Entries from a dataset of interfaces
+++

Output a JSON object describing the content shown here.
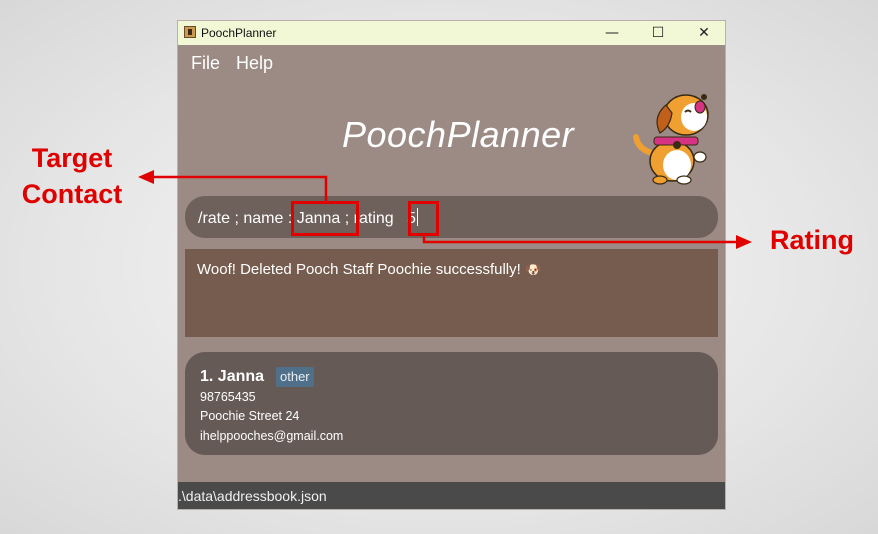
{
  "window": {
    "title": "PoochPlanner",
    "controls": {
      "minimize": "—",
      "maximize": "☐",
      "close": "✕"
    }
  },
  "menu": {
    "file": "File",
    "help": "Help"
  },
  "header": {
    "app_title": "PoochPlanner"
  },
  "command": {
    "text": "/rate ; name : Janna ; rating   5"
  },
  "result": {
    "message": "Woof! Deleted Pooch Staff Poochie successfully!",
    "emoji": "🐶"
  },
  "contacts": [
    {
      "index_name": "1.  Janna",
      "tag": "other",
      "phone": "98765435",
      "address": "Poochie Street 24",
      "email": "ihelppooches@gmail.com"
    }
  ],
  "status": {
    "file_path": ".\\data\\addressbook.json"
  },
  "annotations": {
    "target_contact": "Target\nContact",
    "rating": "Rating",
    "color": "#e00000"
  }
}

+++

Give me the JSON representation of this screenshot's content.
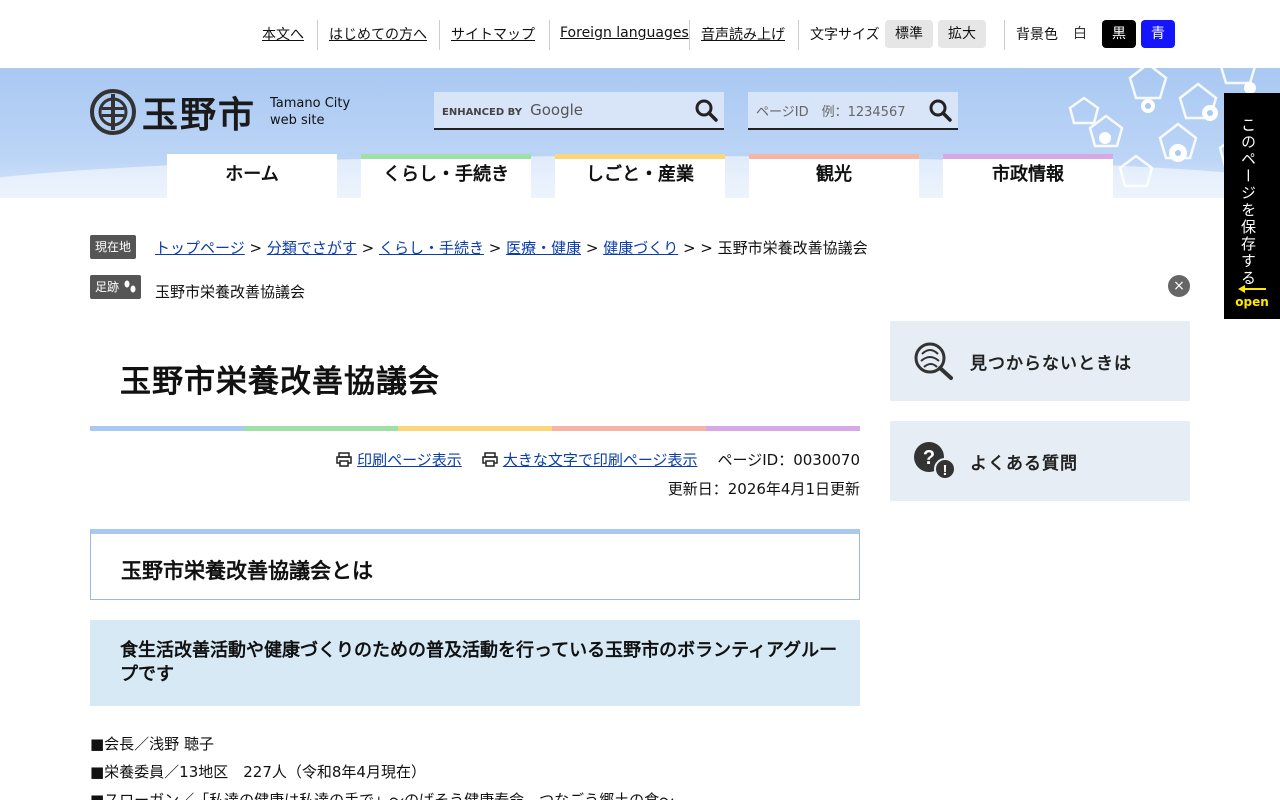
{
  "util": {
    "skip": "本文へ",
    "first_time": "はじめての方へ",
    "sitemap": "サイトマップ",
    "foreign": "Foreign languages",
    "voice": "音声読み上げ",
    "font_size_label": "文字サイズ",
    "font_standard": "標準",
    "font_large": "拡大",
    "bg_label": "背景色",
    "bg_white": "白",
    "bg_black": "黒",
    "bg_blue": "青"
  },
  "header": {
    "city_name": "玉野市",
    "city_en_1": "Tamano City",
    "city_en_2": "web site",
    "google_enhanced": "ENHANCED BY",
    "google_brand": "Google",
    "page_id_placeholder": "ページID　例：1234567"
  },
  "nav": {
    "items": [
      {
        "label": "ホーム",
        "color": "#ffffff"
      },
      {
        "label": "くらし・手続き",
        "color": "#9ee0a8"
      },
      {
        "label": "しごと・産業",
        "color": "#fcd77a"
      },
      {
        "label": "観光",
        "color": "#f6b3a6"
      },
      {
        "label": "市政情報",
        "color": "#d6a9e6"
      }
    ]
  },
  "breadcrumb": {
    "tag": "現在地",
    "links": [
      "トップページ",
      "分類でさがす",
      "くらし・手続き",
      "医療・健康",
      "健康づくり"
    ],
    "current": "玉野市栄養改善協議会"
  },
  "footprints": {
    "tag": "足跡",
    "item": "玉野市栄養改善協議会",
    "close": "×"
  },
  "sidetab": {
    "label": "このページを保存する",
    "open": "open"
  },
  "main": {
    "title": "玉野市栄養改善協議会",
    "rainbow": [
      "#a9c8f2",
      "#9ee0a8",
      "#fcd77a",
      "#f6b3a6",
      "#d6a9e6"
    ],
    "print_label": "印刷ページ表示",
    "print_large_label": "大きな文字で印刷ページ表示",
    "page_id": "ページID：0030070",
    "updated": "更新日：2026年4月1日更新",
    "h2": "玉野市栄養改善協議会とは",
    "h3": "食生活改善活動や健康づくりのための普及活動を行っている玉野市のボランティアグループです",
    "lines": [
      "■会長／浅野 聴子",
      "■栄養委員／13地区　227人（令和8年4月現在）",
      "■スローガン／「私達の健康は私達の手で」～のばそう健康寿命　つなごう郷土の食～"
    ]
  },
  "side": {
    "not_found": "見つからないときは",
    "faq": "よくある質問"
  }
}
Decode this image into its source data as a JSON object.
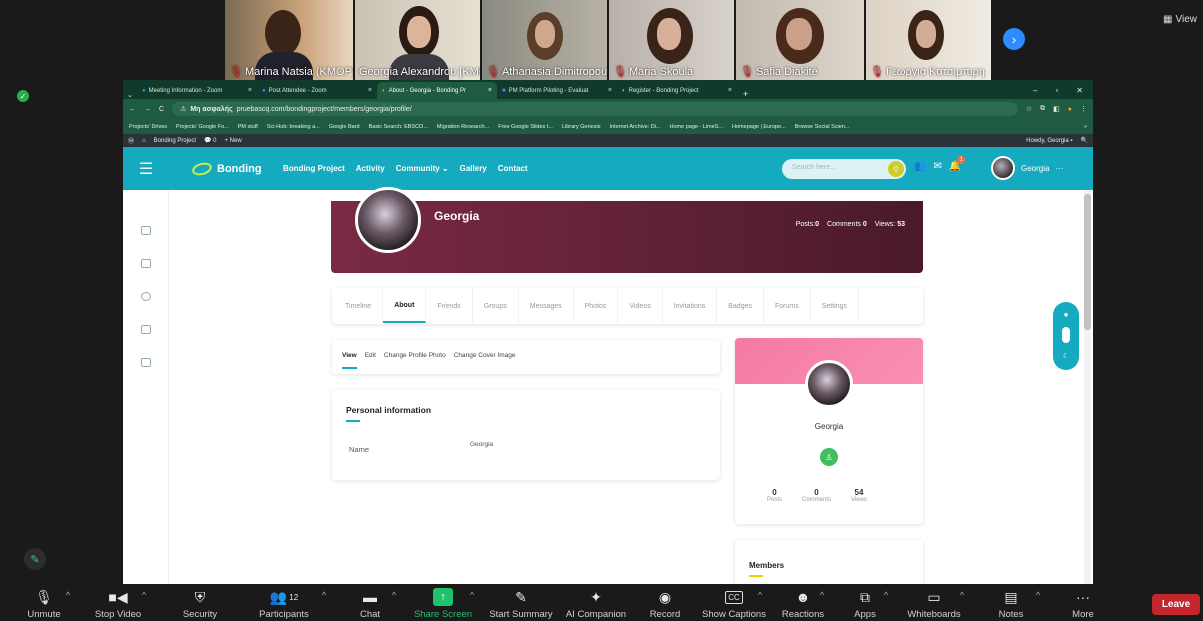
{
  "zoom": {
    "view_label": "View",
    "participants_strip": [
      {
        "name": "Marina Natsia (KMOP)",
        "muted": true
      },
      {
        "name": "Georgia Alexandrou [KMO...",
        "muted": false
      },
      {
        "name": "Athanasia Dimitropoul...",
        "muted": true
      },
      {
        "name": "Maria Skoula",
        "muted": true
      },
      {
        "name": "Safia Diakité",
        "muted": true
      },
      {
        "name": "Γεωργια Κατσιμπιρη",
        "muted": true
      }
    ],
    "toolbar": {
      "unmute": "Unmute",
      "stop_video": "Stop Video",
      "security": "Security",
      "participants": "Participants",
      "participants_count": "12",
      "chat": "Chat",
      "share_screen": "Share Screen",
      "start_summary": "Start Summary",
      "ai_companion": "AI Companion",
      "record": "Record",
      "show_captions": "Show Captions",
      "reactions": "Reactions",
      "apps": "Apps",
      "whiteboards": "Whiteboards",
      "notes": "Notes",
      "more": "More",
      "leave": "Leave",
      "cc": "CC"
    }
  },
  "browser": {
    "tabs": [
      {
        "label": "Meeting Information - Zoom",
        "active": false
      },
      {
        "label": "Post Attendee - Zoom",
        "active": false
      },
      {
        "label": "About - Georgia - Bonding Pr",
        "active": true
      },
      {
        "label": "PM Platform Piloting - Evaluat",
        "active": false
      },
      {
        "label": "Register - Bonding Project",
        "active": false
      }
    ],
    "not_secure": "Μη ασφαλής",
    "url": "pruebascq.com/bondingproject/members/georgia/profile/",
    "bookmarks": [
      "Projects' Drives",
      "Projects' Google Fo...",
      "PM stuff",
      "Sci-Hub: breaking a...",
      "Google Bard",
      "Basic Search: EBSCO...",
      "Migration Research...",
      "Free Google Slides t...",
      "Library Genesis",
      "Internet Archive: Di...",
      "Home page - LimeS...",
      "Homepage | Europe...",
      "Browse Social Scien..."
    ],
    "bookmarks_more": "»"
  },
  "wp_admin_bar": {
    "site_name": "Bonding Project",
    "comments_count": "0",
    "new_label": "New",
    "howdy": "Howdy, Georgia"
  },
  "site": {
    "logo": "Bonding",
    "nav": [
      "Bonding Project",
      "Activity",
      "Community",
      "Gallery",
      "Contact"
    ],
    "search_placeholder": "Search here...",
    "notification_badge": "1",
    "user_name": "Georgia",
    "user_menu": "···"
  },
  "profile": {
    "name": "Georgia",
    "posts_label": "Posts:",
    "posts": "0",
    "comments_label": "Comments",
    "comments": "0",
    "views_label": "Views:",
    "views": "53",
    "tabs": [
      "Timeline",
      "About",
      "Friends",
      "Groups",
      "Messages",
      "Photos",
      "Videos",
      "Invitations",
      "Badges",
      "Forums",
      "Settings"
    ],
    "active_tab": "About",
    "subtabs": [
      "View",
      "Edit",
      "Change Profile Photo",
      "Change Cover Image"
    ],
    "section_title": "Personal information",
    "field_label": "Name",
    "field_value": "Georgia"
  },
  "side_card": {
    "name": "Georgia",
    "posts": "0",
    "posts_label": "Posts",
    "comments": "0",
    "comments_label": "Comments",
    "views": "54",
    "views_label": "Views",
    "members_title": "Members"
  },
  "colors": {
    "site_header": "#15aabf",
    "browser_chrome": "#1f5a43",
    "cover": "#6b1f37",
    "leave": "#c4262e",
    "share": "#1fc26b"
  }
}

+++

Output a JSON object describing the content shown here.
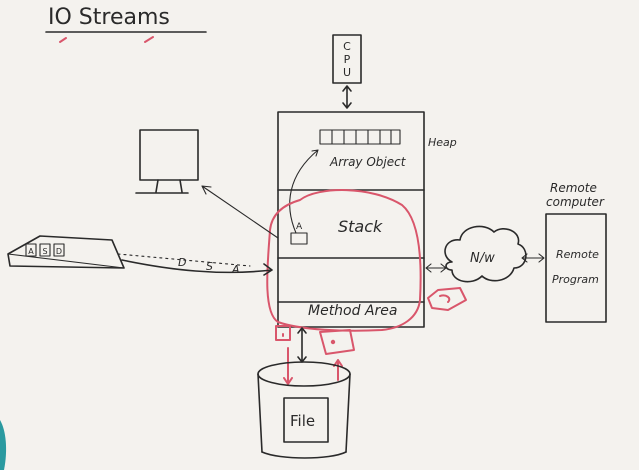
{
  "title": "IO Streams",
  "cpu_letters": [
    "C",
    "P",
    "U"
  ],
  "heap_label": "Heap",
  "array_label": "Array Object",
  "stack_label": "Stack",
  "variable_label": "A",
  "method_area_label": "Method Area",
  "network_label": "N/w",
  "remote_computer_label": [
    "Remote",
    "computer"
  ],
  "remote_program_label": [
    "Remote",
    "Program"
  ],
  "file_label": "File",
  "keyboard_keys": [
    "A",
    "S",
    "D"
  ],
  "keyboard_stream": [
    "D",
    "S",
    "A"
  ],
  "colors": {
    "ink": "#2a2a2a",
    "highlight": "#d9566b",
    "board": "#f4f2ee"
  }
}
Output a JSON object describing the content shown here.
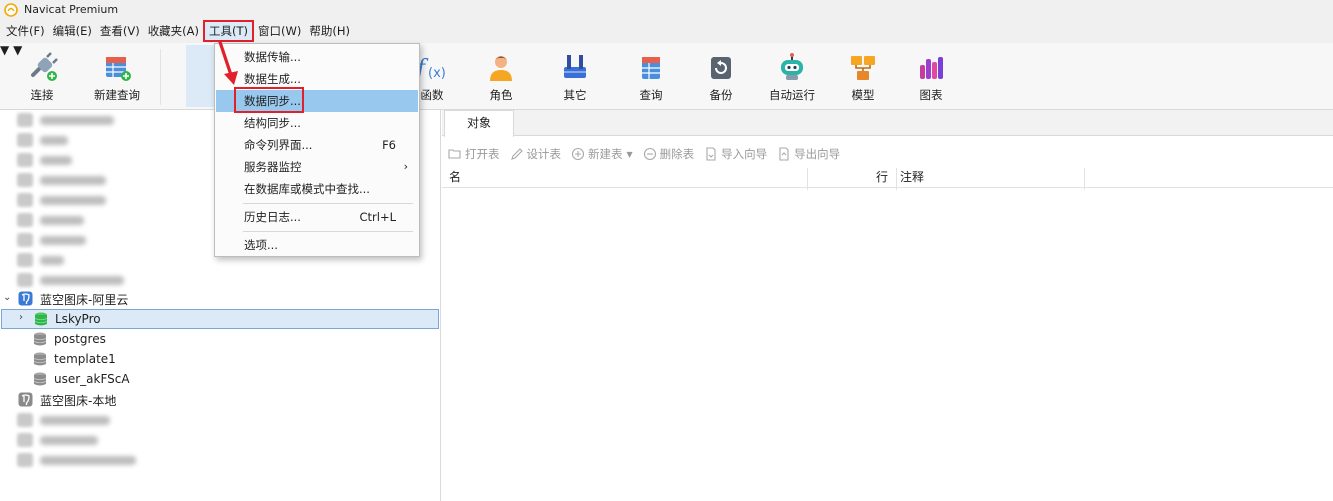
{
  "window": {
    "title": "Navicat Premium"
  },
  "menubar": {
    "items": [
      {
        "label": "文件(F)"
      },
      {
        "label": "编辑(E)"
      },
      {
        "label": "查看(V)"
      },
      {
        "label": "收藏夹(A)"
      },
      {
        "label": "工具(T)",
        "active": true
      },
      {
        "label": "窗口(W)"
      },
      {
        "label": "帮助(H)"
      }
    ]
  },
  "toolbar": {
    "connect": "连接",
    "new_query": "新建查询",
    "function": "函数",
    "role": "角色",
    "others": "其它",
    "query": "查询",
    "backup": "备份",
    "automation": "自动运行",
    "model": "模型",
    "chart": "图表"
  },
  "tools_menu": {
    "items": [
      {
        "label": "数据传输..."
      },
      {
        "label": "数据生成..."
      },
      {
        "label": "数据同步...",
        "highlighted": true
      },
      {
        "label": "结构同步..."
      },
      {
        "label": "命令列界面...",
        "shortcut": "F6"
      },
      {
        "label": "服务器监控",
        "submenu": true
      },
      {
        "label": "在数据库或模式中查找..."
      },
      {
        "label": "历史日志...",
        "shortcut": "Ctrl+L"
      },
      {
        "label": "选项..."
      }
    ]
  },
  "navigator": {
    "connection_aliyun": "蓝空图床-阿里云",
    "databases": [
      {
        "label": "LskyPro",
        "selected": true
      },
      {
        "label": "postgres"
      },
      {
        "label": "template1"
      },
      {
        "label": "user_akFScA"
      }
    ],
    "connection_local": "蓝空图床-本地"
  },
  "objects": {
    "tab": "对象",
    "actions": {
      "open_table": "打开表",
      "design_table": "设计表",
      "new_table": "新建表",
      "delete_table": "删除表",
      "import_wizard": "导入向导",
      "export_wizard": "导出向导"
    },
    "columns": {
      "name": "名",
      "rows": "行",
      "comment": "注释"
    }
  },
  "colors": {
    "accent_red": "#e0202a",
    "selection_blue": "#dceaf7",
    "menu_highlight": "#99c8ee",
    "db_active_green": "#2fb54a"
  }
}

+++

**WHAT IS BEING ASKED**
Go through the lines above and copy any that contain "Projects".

**WRITTEN SOLUTION**
      "Projects' Drives",
      "Projects' Google Fo...",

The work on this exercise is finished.